Ups and downs in GHG emissions and other sustainability measures are normal because of annual variability in herd productivity, weather, feed availability, economics, and more. Our focus is on long-term trends.

FARM ES is free for FARM Program Participants and dairy farms. The only cost comes in the form of staff time to conduct the FARM ES evaluation.

A company’s GHG emissions are divided into Scopes 1, 2, and 3. In a nutshell, they are as follows:

  • Scope 1: Emissions that occur on-site. For example, if you burn natural gas for energy, the GHG emissions are directly released during that process on-site.
  • Scope 2: Emissions that occur elsewhere, but for which the company has operational control. The best example is electricity.
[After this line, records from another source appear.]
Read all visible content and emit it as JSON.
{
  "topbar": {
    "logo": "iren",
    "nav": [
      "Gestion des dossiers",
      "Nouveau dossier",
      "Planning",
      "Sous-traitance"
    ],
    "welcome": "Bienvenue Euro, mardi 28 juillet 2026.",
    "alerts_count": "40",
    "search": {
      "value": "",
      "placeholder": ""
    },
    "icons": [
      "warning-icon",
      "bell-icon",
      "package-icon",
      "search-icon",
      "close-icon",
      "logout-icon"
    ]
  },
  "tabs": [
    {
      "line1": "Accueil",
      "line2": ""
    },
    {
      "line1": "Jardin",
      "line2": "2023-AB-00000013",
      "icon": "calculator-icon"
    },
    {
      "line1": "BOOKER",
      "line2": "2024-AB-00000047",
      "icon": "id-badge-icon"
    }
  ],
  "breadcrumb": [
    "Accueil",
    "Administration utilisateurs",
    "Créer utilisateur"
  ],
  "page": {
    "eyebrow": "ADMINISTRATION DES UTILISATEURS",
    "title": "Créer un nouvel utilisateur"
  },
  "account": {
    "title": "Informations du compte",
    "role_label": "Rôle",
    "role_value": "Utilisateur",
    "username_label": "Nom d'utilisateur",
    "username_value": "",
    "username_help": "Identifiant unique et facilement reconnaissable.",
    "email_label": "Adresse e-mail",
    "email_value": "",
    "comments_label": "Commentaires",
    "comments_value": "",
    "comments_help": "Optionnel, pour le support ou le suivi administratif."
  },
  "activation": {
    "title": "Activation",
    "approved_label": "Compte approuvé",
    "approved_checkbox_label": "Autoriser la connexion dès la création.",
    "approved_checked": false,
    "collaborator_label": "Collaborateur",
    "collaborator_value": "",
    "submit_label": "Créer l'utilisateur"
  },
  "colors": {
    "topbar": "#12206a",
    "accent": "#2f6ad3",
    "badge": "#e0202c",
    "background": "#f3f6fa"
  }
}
The company has operational control over whether the lights are on or off, but the emissions occur off-site where the electricity is generated.
  • Scope 3: All other indirect emissions not covered in Scope 2. This includes all of the upstream emissions that occurred before the company had operational control over a process or product (e.g. for a cheese manufacturer, this would include GHG emissions to create the milk that the company purchased). It also includes downstream emissions (e.g. emissions that occur after the cheesemaker’s products leave the plant, like those at the grocery store or when consumers dispose of packaging.

GHG emissions are categorized into each Scope based on the company’s perspective. So for a cheese manufacturer, on-farm emissions are considered Scope 3. But for the farmer, those emissions are Scope 1 and 2.

You can find out additional details in the Innovation Center for US Dairy’s Scope 1 & 2 GHG Inventory Guidance and Scope 3 GHG Inventory Guidance for dairy cooperatives and processors.

Yes. FARM Participants can aggregate FARM ES data for Scope 3 reporting, either for their own organization’s Scope 3 reporting purposes or for reporting to dairy buyers. In fact, the Innovation Center for U.S. Dairy has created Scope 3 GHG Inventory Guidance for dairy cooperatives and processors, which recommends the use of FARM ES.

The Scope 3 GHG Inventory Guidance has been reviewed by the GHG Protocol and is in conformance with the requirements set forth in the Corporate Value Chain (Scope 3) Accounting and Reporting Standard. The GHG Protocol maintains frameworks for measuring and managing GHG emissions. It is widely used for reporting to CDP.

Conducting FARM ES evaluations on all of a Participant’s farms may be impractical or cost prohibitive. Random sampling is a recognized approach by the GHG Protocol for addressing the challenges of Scope 3 data gathering (See the GHG Protocol: Technical Guidance for Scope 3 Reporting for more information: The GHG Protocol maintains frameworks for measuring and managing GHG emissions. It is widely used for reporting to CDP.

FARM recommends using stratified random sampling to overcome that barrier while still getting an accurate estimate of Participant-wide GHG emissions intensity. The FARM ES Sampling Protocol stratifies farms based on milk volume and geography.

No. While it is ideal to conduct the FARM ES evaluation on-site, remote evaluations are acceptable when conducted using best practices for data collection and review.

Unlike other sustainability tools, FARM ES is made by and for the dairy community. The farm’s personal information is private because that is our commitment to our dairy community. The FARM Program and the Innovation Center only use aggregated, anonymous results in public reports. Additionally, anonymized data may be used by the Innovation Center for industry-wide sustainability research.

As with the rest of the FARM Program, FARM ES is on a 3-year version cycle. Version 2.0 was released in 2020.

FARM collaborates with the Innovation Center for U.S. Dairy on updates to FARM ES. The Innovation Center leads development, maintenance, and updates to the GHG and energy footprint model that powers FARM ES. FARM ES and the Innovation Center regularly review and incorporate new science to (1) ensure robust and reliable results; and, (2) meet expanding interests and needs of farmers and FARM Participants.

Additionally, new metrics are added to FARM ES that are not part of the GHG / energy footprint model, but important for dairy farm sustainability. For example, Version 2.0 added questions about written Nutrient Management Plans.